=== Data to use ===
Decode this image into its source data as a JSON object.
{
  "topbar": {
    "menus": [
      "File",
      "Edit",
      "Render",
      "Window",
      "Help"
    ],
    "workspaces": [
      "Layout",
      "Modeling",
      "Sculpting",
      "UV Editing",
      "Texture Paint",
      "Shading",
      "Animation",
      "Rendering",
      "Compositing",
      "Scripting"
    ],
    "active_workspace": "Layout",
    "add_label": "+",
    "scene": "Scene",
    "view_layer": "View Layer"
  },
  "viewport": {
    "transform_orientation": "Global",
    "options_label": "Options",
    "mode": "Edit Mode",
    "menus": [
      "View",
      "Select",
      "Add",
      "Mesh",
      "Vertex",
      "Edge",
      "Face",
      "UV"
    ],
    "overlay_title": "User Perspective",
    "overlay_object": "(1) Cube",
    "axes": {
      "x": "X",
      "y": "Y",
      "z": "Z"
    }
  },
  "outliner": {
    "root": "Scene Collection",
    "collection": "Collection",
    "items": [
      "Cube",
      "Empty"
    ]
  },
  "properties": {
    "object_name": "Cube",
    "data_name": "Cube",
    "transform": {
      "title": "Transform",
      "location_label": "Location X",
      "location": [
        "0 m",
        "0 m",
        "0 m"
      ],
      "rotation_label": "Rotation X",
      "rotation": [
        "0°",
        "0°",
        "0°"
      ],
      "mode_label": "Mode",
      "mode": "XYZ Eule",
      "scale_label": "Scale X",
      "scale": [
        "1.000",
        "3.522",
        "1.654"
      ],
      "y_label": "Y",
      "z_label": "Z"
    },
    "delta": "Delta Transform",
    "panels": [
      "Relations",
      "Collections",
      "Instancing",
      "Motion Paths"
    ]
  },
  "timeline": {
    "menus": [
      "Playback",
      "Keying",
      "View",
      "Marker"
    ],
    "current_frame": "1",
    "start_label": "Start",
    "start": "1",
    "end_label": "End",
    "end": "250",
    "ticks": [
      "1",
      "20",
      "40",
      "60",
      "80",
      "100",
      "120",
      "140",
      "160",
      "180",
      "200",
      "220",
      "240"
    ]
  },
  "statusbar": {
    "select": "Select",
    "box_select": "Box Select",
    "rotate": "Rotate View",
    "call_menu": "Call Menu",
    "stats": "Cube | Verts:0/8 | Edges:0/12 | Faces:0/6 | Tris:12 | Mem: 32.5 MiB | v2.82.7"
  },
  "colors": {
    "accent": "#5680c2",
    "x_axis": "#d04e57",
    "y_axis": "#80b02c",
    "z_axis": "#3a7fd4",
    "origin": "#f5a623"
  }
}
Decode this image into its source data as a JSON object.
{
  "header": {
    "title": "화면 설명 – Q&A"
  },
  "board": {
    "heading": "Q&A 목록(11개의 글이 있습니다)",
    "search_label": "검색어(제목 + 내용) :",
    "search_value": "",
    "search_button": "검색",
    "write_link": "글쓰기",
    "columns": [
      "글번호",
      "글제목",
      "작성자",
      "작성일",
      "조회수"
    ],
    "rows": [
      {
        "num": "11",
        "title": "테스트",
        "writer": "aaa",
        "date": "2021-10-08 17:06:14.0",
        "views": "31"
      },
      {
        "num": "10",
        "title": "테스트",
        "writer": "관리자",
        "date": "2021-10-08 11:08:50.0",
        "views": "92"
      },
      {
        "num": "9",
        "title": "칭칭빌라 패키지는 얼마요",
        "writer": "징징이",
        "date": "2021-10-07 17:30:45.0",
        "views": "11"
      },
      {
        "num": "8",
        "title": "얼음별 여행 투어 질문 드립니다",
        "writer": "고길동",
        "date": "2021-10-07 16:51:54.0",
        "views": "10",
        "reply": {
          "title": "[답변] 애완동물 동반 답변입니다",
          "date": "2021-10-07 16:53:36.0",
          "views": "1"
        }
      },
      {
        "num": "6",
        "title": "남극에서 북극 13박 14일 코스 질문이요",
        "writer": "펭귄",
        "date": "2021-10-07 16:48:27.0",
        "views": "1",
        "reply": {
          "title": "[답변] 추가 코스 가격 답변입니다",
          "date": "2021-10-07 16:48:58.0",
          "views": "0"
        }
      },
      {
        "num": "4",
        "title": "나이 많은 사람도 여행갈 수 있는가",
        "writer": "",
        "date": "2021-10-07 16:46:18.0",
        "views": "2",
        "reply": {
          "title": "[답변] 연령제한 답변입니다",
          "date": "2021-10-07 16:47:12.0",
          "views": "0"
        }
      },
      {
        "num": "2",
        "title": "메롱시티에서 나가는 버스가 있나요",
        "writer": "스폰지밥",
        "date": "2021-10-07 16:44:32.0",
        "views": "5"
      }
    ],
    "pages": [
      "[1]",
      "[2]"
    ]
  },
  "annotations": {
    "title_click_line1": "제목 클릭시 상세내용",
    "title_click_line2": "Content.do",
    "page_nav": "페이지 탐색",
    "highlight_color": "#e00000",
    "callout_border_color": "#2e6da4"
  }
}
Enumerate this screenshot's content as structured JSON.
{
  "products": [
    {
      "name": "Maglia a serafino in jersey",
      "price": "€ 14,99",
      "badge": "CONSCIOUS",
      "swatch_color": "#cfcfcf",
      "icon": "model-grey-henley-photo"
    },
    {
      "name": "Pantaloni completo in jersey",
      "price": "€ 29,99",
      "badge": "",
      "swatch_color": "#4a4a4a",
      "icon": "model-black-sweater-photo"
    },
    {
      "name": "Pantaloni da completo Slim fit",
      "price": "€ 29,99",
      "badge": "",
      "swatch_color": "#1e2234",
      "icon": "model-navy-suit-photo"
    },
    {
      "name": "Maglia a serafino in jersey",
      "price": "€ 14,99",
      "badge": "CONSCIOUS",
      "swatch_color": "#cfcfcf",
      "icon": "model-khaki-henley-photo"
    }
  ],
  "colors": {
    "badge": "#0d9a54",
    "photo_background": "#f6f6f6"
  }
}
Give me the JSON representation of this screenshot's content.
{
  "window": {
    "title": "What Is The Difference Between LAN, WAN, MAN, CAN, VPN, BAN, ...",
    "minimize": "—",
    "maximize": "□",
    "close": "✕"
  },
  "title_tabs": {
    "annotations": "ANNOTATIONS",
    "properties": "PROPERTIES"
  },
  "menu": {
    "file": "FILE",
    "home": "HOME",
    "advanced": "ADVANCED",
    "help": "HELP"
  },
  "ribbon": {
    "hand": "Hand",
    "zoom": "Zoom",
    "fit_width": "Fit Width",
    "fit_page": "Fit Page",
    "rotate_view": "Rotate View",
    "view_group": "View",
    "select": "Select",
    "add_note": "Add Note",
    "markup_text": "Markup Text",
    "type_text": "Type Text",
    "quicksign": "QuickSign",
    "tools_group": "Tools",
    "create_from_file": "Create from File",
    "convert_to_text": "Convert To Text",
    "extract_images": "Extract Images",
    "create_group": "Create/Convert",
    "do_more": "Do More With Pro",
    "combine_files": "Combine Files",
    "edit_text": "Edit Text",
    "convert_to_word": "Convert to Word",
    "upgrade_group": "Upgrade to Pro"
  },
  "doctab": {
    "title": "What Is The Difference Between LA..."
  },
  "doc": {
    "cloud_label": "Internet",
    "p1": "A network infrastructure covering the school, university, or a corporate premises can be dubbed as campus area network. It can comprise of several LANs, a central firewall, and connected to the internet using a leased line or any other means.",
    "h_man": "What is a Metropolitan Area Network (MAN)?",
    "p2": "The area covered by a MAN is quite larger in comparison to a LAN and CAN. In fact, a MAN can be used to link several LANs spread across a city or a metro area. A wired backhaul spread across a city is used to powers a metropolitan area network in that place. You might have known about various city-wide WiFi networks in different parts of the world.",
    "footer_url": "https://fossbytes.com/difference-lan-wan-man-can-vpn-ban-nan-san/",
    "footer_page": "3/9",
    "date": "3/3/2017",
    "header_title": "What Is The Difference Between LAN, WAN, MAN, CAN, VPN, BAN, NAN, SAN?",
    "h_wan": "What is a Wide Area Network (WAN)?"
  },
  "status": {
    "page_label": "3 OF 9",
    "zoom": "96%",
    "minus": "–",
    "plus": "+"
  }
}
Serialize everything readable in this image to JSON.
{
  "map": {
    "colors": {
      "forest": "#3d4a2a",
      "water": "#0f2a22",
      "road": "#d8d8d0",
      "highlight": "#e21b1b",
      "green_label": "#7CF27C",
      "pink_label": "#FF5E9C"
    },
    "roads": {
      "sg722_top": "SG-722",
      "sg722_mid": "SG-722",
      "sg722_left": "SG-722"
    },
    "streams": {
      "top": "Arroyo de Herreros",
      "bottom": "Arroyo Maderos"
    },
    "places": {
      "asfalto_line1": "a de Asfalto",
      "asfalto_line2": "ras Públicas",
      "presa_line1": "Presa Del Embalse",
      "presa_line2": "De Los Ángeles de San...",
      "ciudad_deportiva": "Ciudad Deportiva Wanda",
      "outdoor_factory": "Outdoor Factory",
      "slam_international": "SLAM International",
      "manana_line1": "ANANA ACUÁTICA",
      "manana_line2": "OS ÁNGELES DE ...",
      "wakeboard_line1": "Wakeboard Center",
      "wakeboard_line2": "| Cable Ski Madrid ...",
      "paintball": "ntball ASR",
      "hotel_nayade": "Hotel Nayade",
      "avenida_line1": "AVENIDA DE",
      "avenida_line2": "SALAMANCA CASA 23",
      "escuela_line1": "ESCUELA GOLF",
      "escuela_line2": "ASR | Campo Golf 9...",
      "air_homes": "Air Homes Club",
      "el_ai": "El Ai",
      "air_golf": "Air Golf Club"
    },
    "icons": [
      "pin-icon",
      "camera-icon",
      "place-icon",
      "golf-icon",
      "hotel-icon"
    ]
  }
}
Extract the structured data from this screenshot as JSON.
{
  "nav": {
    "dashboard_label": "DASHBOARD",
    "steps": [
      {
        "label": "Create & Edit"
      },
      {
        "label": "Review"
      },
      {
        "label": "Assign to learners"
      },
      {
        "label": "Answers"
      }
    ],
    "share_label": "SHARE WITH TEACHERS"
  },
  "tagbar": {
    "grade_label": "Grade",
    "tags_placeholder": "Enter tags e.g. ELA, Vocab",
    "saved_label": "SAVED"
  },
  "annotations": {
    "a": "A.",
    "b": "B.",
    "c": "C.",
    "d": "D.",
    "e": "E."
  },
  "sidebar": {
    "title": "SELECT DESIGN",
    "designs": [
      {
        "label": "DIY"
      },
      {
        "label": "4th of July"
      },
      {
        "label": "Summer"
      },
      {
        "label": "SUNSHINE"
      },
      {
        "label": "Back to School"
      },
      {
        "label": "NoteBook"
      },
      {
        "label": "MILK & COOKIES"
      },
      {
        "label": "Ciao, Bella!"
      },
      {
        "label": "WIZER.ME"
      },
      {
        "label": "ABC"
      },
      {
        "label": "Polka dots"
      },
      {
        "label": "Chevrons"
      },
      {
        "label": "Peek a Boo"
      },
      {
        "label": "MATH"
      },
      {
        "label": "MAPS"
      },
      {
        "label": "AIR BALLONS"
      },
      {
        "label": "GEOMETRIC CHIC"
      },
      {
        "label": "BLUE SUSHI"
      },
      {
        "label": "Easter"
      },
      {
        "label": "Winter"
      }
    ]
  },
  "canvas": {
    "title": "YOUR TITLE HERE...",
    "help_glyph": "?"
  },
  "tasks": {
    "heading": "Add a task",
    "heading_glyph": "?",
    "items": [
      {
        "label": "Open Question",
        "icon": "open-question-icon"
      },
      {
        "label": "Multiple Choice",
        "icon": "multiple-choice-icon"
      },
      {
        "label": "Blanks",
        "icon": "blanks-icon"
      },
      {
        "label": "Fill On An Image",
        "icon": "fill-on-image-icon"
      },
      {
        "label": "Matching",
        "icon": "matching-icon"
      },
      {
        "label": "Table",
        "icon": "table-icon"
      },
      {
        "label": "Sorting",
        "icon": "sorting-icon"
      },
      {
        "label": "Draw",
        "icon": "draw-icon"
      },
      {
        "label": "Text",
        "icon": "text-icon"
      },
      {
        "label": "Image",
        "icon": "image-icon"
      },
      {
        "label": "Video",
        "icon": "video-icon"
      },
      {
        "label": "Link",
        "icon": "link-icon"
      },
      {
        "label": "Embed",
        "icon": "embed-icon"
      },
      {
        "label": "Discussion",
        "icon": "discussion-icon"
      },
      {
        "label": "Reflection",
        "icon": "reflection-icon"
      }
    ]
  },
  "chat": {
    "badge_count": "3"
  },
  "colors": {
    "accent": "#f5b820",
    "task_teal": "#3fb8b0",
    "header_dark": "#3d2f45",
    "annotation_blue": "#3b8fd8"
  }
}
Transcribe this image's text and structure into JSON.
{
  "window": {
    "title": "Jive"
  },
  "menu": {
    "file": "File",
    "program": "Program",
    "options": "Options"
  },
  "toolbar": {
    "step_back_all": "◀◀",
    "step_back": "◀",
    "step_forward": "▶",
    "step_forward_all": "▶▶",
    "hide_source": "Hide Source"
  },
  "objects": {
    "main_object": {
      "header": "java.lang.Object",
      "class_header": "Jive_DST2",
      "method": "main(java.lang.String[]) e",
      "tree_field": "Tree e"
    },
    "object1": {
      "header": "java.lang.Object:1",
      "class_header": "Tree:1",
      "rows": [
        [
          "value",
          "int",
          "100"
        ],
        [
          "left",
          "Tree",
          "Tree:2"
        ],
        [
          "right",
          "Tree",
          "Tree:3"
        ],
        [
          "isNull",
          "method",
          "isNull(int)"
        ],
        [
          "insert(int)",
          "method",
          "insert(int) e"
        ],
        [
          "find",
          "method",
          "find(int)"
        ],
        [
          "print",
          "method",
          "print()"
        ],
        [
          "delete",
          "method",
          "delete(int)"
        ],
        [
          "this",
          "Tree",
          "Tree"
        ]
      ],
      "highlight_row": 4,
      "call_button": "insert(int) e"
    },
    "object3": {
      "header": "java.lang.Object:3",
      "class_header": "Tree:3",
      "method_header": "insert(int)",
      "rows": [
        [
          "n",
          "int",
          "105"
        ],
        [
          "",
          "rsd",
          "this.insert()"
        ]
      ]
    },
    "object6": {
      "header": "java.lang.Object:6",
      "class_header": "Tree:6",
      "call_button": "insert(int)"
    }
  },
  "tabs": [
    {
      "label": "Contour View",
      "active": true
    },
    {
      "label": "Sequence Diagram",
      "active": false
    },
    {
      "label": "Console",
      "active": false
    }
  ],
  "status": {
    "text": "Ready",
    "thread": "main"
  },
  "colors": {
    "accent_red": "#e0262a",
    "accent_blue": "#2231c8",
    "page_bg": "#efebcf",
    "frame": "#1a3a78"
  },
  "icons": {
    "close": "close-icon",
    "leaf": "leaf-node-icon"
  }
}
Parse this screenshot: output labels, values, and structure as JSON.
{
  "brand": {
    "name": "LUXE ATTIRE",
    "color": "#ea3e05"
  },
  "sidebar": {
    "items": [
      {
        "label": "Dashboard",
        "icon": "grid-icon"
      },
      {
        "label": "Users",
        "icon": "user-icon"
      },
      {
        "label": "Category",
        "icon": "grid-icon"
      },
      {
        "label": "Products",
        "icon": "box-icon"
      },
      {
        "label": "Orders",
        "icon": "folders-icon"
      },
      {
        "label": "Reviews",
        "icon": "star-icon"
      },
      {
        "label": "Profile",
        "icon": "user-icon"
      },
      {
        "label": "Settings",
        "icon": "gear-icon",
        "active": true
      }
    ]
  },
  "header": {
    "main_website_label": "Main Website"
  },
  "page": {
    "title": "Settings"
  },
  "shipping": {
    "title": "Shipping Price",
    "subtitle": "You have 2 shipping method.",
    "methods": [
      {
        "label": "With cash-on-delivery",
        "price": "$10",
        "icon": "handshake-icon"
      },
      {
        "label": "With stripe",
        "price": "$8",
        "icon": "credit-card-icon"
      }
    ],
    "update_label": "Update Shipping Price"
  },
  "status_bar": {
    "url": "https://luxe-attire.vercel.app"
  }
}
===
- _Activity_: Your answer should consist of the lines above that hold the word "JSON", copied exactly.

- _Result for this task_:
Decode this image into its source data as a JSON object.
Decode this image into its source data as a JSON object.
Enumerate this screenshot's content as structured JSON.
Give me the JSON representation of this screenshot's content.
Serialize everything readable in this image to JSON.
Extract the structured data from this screenshot as JSON.
Transcribe this image's text and structure into JSON.
Parse this screenshot: output labels, values, and structure as JSON.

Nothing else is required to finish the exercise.